┌──
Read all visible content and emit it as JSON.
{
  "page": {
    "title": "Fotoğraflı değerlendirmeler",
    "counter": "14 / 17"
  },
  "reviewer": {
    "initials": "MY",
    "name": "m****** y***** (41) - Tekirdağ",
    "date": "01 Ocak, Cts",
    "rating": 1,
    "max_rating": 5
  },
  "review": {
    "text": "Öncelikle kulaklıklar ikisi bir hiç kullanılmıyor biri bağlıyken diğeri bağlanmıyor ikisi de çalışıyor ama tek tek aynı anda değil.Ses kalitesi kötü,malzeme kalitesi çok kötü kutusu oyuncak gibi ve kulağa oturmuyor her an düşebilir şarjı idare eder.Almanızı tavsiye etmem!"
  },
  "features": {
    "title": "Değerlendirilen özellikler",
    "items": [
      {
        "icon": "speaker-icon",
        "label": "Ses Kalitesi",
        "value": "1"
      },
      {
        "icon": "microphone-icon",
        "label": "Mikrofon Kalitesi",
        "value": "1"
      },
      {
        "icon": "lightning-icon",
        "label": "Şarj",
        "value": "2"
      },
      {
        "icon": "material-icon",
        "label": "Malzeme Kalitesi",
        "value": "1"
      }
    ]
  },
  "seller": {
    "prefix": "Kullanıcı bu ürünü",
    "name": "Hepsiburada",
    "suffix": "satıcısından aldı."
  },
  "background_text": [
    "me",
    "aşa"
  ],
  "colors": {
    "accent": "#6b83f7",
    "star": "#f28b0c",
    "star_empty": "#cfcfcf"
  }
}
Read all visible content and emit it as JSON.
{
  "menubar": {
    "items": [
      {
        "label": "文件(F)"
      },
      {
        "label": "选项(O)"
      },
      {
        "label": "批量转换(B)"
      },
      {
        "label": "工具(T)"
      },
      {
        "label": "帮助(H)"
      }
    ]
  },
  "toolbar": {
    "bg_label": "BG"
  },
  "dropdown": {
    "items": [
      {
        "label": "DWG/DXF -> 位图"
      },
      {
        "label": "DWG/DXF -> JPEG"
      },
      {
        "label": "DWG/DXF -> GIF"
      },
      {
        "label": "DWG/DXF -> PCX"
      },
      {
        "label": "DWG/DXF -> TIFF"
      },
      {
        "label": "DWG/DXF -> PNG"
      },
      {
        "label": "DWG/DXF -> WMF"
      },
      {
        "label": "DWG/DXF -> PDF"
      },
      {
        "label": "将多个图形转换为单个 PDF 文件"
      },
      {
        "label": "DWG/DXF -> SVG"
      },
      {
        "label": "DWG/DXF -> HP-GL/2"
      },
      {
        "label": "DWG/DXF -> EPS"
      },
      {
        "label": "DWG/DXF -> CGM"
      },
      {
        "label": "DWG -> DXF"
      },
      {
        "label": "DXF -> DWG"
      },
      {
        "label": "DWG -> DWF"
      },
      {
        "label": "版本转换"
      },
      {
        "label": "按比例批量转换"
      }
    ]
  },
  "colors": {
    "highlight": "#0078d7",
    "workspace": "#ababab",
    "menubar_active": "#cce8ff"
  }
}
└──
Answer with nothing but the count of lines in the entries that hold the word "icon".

4